So the point. We’re not shoppers, pedestrians, or bikers. We’re people. All of us, in cars, on bikes, on foot. And guess what? We all get from here to there however we can. Those paths intersect and overlap. A lot. You might be on a road, but you have to keep your eyes open for everything. You might be on a bike path, and same rules apply. And when you’re in a crosswalk, or even on a sidewalk (where, sadly, my friend’s father was killed by a rogue vehicle)? Well, I think your squishy soft flesh and self-preserving brain agree: watch out.
Everyone,watch out. We all belong where humans belong. Vehicles—fast or slow, human-powered or motor-fed—go on roads. The faster objects then have a responsibility to watch for slower moving objects—people, other vehicles (including bikes), and animals.
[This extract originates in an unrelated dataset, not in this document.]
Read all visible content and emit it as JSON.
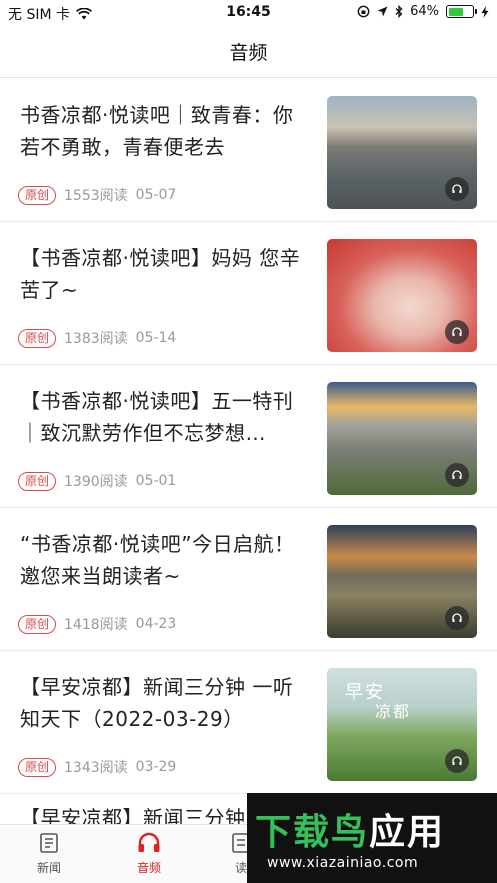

In big cities and congested areas in other parts of the world, people, cars, and bikes all weave in and out of the same roadways. It works. Cars don’t expect to see only cars on the roads, so they keep an eye out. People don’t expect a nice, safe, car-free sidewalk, so they are wary, too.
But over here in ‘Merica, we love our cars. We love em to be as big and badassed as possible. We scoff at people waiting for the bus. We consider any form of locomotion, especially walking and biking, as either done for exercise or by necessity. That is, you are rich enough to have leisure time, so you suit up in your appropriate exercise outfit and hit the streets to burn off some fat, or you’re too poor to afford a car and your feet or bike are your only choice. It’s a rare soul who drives by a bicyclist and thinks “man, there’s freedom. I sure wish I could leave my big gas-guzzler behind forever.”
Hence, signs for “shoppers crossing” and “Ped xing”. From high atop our SUVs and down in the depths of our Coopers we think “Shoppers and Pedestrians are not Us. They are not Drivers. We all-powerful Drivers must benevolently give way to the lower life forms. We must share.”
No. “Sharing” the road indicates you have something that you allow me to use. And those roads? They’re not yours. They’re ours. They’re not shareable because they don’t belong to anyone. I don’t “share” parks with you. We just use them together. Maybe I’m splitting hairs and co-use is already “sharing” by your definition. But I want to be clear about this. Roads aren’t yours for “sharing”. They are for us all to use together. At the same time; we do not take turns using the roads.
Keep watching. I’m out there, and I’m squishy, and you may not like me or that idea, but I’m a human just like you.